START Material supplied

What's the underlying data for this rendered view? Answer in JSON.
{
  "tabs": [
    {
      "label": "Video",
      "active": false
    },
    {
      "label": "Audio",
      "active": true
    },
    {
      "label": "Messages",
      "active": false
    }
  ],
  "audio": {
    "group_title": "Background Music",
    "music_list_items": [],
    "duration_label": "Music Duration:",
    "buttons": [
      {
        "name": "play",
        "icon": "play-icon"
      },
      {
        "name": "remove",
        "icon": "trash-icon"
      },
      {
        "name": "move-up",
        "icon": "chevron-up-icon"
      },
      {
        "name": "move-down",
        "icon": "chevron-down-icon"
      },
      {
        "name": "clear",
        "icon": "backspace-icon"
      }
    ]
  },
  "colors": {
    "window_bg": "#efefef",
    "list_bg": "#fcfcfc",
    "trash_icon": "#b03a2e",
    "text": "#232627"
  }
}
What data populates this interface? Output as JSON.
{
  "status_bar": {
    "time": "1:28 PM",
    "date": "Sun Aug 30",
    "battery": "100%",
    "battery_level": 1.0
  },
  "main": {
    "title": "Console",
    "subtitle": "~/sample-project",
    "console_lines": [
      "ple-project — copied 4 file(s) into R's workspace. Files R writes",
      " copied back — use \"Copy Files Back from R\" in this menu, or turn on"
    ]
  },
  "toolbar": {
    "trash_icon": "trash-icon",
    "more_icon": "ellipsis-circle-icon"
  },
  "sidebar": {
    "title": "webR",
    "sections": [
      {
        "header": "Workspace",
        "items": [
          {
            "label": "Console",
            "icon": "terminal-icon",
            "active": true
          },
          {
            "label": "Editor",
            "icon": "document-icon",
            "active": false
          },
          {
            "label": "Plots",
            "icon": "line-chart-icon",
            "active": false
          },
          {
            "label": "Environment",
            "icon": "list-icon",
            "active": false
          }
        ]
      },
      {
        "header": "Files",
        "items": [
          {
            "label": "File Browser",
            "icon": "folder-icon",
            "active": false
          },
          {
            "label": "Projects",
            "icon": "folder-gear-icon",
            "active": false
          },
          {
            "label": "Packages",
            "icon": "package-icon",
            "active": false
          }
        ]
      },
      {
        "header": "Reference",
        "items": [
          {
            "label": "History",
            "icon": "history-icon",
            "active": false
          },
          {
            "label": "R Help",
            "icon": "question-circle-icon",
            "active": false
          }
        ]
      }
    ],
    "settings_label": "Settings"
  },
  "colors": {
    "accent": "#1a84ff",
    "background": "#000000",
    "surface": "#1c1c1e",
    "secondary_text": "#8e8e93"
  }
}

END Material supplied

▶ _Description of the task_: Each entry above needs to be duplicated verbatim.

▶ _Task result_:
What's the underlying data for this rendered view? Answer in JSON.
{
  "tabs": [
    {
      "label": "Video",
      "active": false
    },
    {
      "label": "Audio",
      "active": true
    },
    {
      "label": "Messages",
      "active": false
    }
  ],
  "audio": {
    "group_title": "Background Music",
    "music_list_items": [],
    "duration_label": "Music Duration:",
    "buttons": [
      {
        "name": "play",
        "icon": "play-icon"
      },
      {
        "name": "remove",
        "icon": "trash-icon"
      },
      {
        "name": "move-up",
        "icon": "chevron-up-icon"
      },
      {
        "name": "move-down",
        "icon": "chevron-down-icon"
      },
      {
        "name": "clear",
        "icon": "backspace-icon"
      }
    ]
  },
  "colors": {
    "window_bg": "#efefef",
    "list_bg": "#fcfcfc",
    "trash_icon": "#b03a2e",
    "text": "#232627"
  }
}
What data populates this interface? Output as JSON.
{
  "status_bar": {
    "time": "1:28 PM",
    "date": "Sun Aug 30",
    "battery": "100%",
    "battery_level": 1.0
  },
  "main": {
    "title": "Console",
    "subtitle": "~/sample-project",
    "console_lines": [
      "ple-project — copied 4 file(s) into R's workspace. Files R writes",
      " copied back — use \"Copy Files Back from R\" in this menu, or turn on"
    ]
  },
  "toolbar": {
    "trash_icon": "trash-icon",
    "more_icon": "ellipsis-circle-icon"
  },
  "sidebar": {
    "title": "webR",
    "sections": [
      {
        "header": "Workspace",
        "items": [
          {
            "label": "Console",
            "icon": "terminal-icon",
            "active": true
          },
          {
            "label": "Editor",
            "icon": "document-icon",
            "active": false
          },
          {
            "label": "Plots",
            "icon": "line-chart-icon",
            "active": false
          },
          {
            "label": "Environment",
            "icon": "list-icon",
            "active": false
          }
        ]
      },
      {
        "header": "Files",
        "items": [
          {
            "label": "File Browser",
            "icon": "folder-icon",
            "active": false
          },
          {
            "label": "Projects",
            "icon": "folder-gear-icon",
            "active": false
          },
          {
            "label": "Packages",
            "icon": "package-icon",
            "active": false
          }
        ]
      },
      {
        "header": "Reference",
        "items": [
          {
            "label": "History",
            "icon": "history-icon",
            "active": false
          },
          {
            "label": "R Help",
            "icon": "question-circle-icon",
            "active": false
          }
        ]
      }
    ],
    "settings_label": "Settings"
  },
  "colors": {
    "accent": "#1a84ff",
    "background": "#000000",
    "surface": "#1c1c1e",
    "secondary_text": "#8e8e93"
  }
}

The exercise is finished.